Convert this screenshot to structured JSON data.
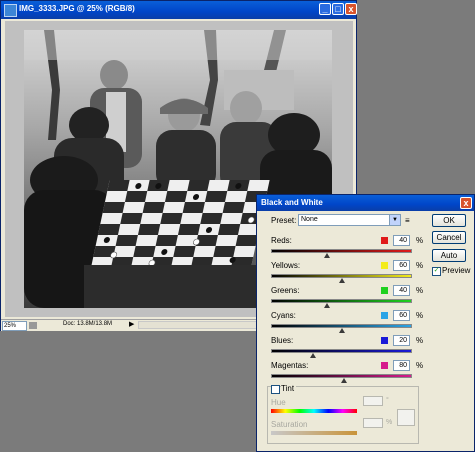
{
  "doc_window": {
    "title": "IMG_3333.JPG @ 25% (RGB/8)",
    "buttons": {
      "minimize": "_",
      "maximize": "□",
      "close": "x"
    },
    "status": {
      "zoom": "25%",
      "doc_size": "Doc: 13.8M/13.8M",
      "arrow": "▶"
    }
  },
  "dialog": {
    "title": "Black and White",
    "close_glyph": "x",
    "preset_label": "Preset:",
    "preset_value": "None",
    "preset_arrow": "▼",
    "preset_menu_icon": "≡",
    "ok_label": "OK",
    "cancel_label": "Cancel",
    "auto_label": "Auto",
    "preview_label": "Preview",
    "preview_checked": true,
    "preview_glyph": "✓",
    "channels": [
      {
        "label": "Reds:",
        "value": "40",
        "unit": "%",
        "color": "#e01a1a",
        "slider_fraction": 0.4,
        "track": "linear-gradient(90deg,#000,#e01a1a)"
      },
      {
        "label": "Yellows:",
        "value": "60",
        "unit": "%",
        "color": "#f3ec1b",
        "slider_fraction": 0.5,
        "track": "linear-gradient(90deg,#000,#f3ec1b)"
      },
      {
        "label": "Greens:",
        "value": "40",
        "unit": "%",
        "color": "#1fd11f",
        "slider_fraction": 0.4,
        "track": "linear-gradient(90deg,#000,#1fd11f)"
      },
      {
        "label": "Cyans:",
        "value": "60",
        "unit": "%",
        "color": "#2aa4e6",
        "slider_fraction": 0.5,
        "track": "linear-gradient(90deg,#000,#2aa4e6)"
      },
      {
        "label": "Blues:",
        "value": "20",
        "unit": "%",
        "color": "#1a1ad8",
        "slider_fraction": 0.3,
        "track": "linear-gradient(90deg,#000,#1a1ad8)"
      },
      {
        "label": "Magentas:",
        "value": "80",
        "unit": "%",
        "color": "#d61a8c",
        "slider_fraction": 0.52,
        "track": "linear-gradient(90deg,#000,#d61a8c)"
      }
    ],
    "tint": {
      "label": "Tint",
      "checked": false,
      "hue_label": "Hue",
      "hue_unit": "°",
      "saturation_label": "Saturation",
      "saturation_unit": "%"
    }
  }
}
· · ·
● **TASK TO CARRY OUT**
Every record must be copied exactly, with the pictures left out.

● **PROBLEM SOLUTION**
Convert this screenshot to structured JSON data.
{
  "doc_window": {
    "title": "IMG_3333.JPG @ 25% (RGB/8)",
    "buttons": {
      "minimize": "_",
      "maximize": "□",
      "close": "x"
    },
    "status": {
      "zoom": "25%",
      "doc_size": "Doc: 13.8M/13.8M",
      "arrow": "▶"
    }
  },
  "dialog": {
    "title": "Black and White",
    "close_glyph": "x",
    "preset_label": "Preset:",
    "preset_value": "None",
    "preset_arrow": "▼",
    "preset_menu_icon": "≡",
    "ok_label": "OK",
    "cancel_label": "Cancel",
    "auto_label": "Auto",
    "preview_label": "Preview",
    "preview_checked": true,
    "preview_glyph": "✓",
    "channels": [
      {
        "label": "Reds:",
        "value": "40",
        "unit": "%",
        "color": "#e01a1a",
        "slider_fraction": 0.4,
        "track": "linear-gradient(90deg,#000,#e01a1a)"
      },
      {
        "label": "Yellows:",
        "value": "60",
        "unit": "%",
        "color": "#f3ec1b",
        "slider_fraction": 0.5,
        "track": "linear-gradient(90deg,#000,#f3ec1b)"
      },
      {
        "label": "Greens:",
        "value": "40",
        "unit": "%",
        "color": "#1fd11f",
        "slider_fraction": 0.4,
        "track": "linear-gradient(90deg,#000,#1fd11f)"
      },
      {
        "label": "Cyans:",
        "value": "60",
        "unit": "%",
        "color": "#2aa4e6",
        "slider_fraction": 0.5,
        "track": "linear-gradient(90deg,#000,#2aa4e6)"
      },
      {
        "label": "Blues:",
        "value": "20",
        "unit": "%",
        "color": "#1a1ad8",
        "slider_fraction": 0.3,
        "track": "linear-gradient(90deg,#000,#1a1ad8)"
      },
      {
        "label": "Magentas:",
        "value": "80",
        "unit": "%",
        "color": "#d61a8c",
        "slider_fraction": 0.52,
        "track": "linear-gradient(90deg,#000,#d61a8c)"
      }
    ],
    "tint": {
      "label": "Tint",
      "checked": false,
      "hue_label": "Hue",
      "hue_unit": "°",
      "saturation_label": "Saturation",
      "saturation_unit": "%"
    }
  }
}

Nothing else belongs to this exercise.